OkCupid defends human experiments
Yesterday in a blog post, one of the founders of OkCupid, Christian Rudder defended the recent experiments Facebook performed to influence human emotions, with Rudder saying that such experiments should be expected by any person who uses the internet.
"Guess what, everybody: if you use the Internet, you're the subject of hundreds of experiments at any given time, on every site. That's how websites work."
This follows the scandal in which Facebook became involved last month, after it was revealed the social media site conducted an experiment on 689,000 users.
During Facebook's experiment, the researchers monitored whether exposure to certain emotional words affected the user's posting habits. The results have shown it does.
Emotional Experiments: influencing how we react
In the field of psychology, emotional experimentation on humans has a brief yet fertile history, having been an object of study for just over a century.
In one such experiment in 1920, the psychologist John B Watson undertook a study on children to find out more about the emotion of fear.
In a classical act of conditioning, Watson used the sound from a steel bar to condition a child, known as little Albert. While in a room at play with a small animal, little Albert would hear and be scared by the sound, with which he soon began to associate the sight of the animal, which would then make him feel afraid.
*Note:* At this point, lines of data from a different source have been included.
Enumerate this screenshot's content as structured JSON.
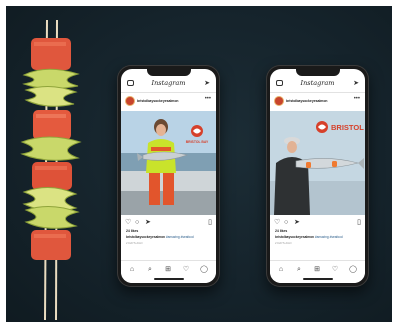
{
  "colors": {
    "background": "#15232b",
    "salmon": "#e0573d",
    "zucchini": "#c9d86a",
    "brand_red": "#d6402a"
  },
  "posts": [
    {
      "app_title": "Instagram",
      "username": "bristolbaysockeyesalmon",
      "likes": "24 likes",
      "caption_user": "bristolbaysockeyesalmon",
      "caption_tag": "#amazing #seafood",
      "posted": "2 DAYS AGO",
      "photo_brand": "BRISTOL BAY"
    },
    {
      "app_title": "Instagram",
      "username": "bristolbaysockeyesalmon",
      "likes": "24 likes",
      "caption_user": "bristolbaysockeyesalmon",
      "caption_tag": "#amazing #seafood",
      "posted": "2 DAYS AGO",
      "photo_brand": "BRISTOL BAY"
    }
  ],
  "icons": {
    "camera": "camera-icon",
    "send": "send-icon",
    "more": "more-icon",
    "like": "heart-icon",
    "comment": "comment-icon",
    "share": "send-icon",
    "save": "bookmark-icon",
    "tabs": [
      "home-icon",
      "search-icon",
      "add-post-icon",
      "heart-icon",
      "profile-icon"
    ]
  }
}
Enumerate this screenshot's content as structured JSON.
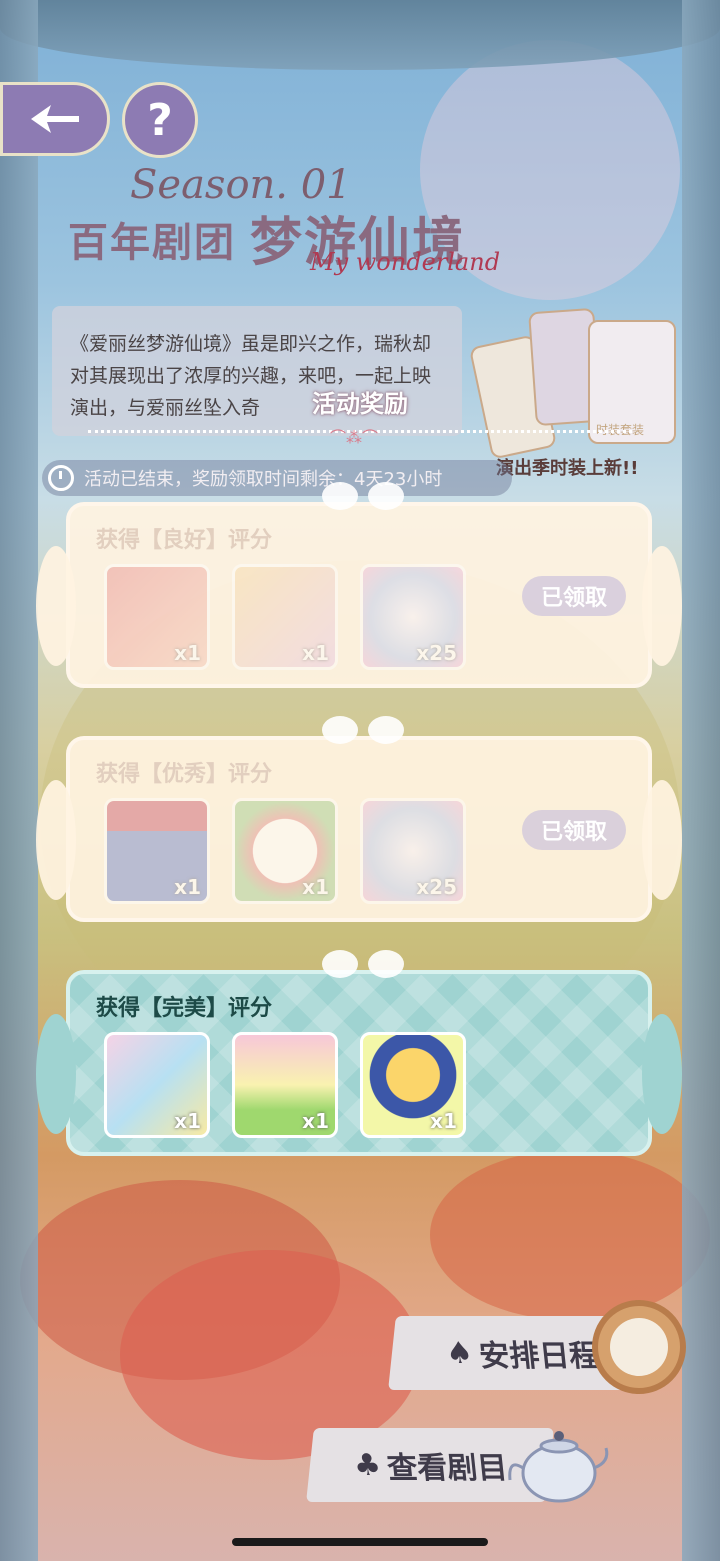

In June this year, MacEwan University researchers followed up the research. They believe they have found Albert's niece, who described him as a "rather easy-going individual who lived a long and satisfying life" but who "disliked animals, especially dogs".
Is it ok for OkCupid?
As its justification the blog post on OkCupid, titled We Experiment on Human Beings, points to the value of the information for improving websites. Rudder has said: "Most ideas are bad. Even good ideas could be better. Experiments are how you sort all this out".
In one experiment the site tested what would happen if it changed compatibility scores between potential daters. Some who were meant to have high compatibility were shown as low; conversely others who should have been low were shown as high.
OkCupid says the results show the change did have an effect upon the outcome: that the number of conversations between daters was influenced by the compatibility score - even when it wasn't the 'truth'.
In concluding remarks about this experiment, Rudder said: "When we tell people they are a good match, they act as if they are. Even when they should be wrong for each other."
Adrian Mursec, head of development at theEword said: "Experiments on these kinds of things are arguably very beneficial, as the knowledge we gain from them accumulates over time. But where is the line? And has Facebook or OkCupid crossed it?"